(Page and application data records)
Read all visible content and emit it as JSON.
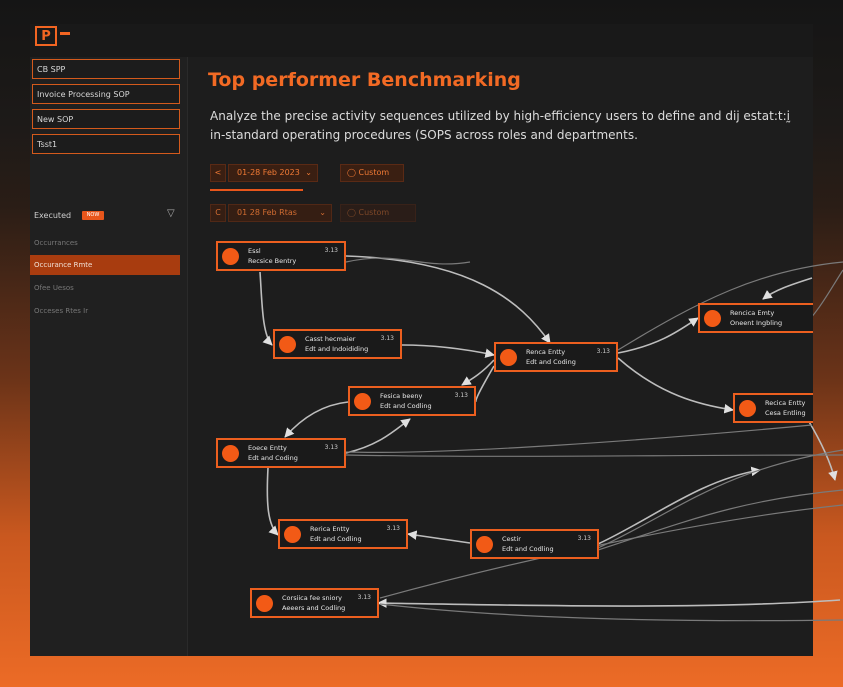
{
  "app": {
    "logo": "P"
  },
  "sidebar": {
    "sops": [
      "CB SPP",
      "Invoice Processing SOP",
      "New SOP",
      "Tsst1"
    ],
    "section_label": "Executed",
    "badge": "NOW",
    "options": [
      "Occurrances",
      "Occurance Rmte",
      "Ofee Uesos",
      "Occeses Rtes Ir"
    ]
  },
  "main": {
    "title": "Top performer Benchmarking",
    "description": "Analyze the precise activity sequences utilized by high-efficiency users to define and dĳ estat:t:ḭ in-standard operating procedures (SOPS across roles and departments.",
    "filter1": {
      "prev": "<",
      "range": "01-28 Feb 2023",
      "custom": "Custom"
    },
    "filter2": {
      "prev": "C",
      "range": "01 28 Feb Rtas",
      "custom": "Custom"
    }
  },
  "nodes": [
    {
      "l1": "Essl",
      "l2": "Recsice Bentry",
      "num": "3.13"
    },
    {
      "l1": "Casst hecmaier",
      "l2": "Edt and Indoididing",
      "num": "3.13"
    },
    {
      "l1": "Renca Entty",
      "l2": "Edt and Coding",
      "num": "3.13"
    },
    {
      "l1": "Rencica Emty",
      "l2": "Oneent Ingbling",
      "num": ""
    },
    {
      "l1": "Fesica beeny",
      "l2": "Edt and Codling",
      "num": "3.13"
    },
    {
      "l1": "Recica Entty",
      "l2": "Cesa Entling",
      "num": ""
    },
    {
      "l1": "Eoece Entty",
      "l2": "Edt and Coding",
      "num": "3.13"
    },
    {
      "l1": "Rerica Entty",
      "l2": "Edt and Codling",
      "num": "3.13"
    },
    {
      "l1": "Cestir",
      "l2": "Edt and Codling",
      "num": "3.13"
    },
    {
      "l1": "Corsiica fee sniory",
      "l2": "Aeeers and Codling",
      "num": "3.13"
    }
  ],
  "colors": {
    "accent": "#f26522",
    "node_border": "#ec5f1f",
    "background": "#191919"
  }
}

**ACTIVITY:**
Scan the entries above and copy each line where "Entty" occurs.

**RESULT:**
      "l1": "Renca Entty",
      "l1": "Recica Entty",
      "l1": "Eoece Entty",
      "l1": "Rerica Entty",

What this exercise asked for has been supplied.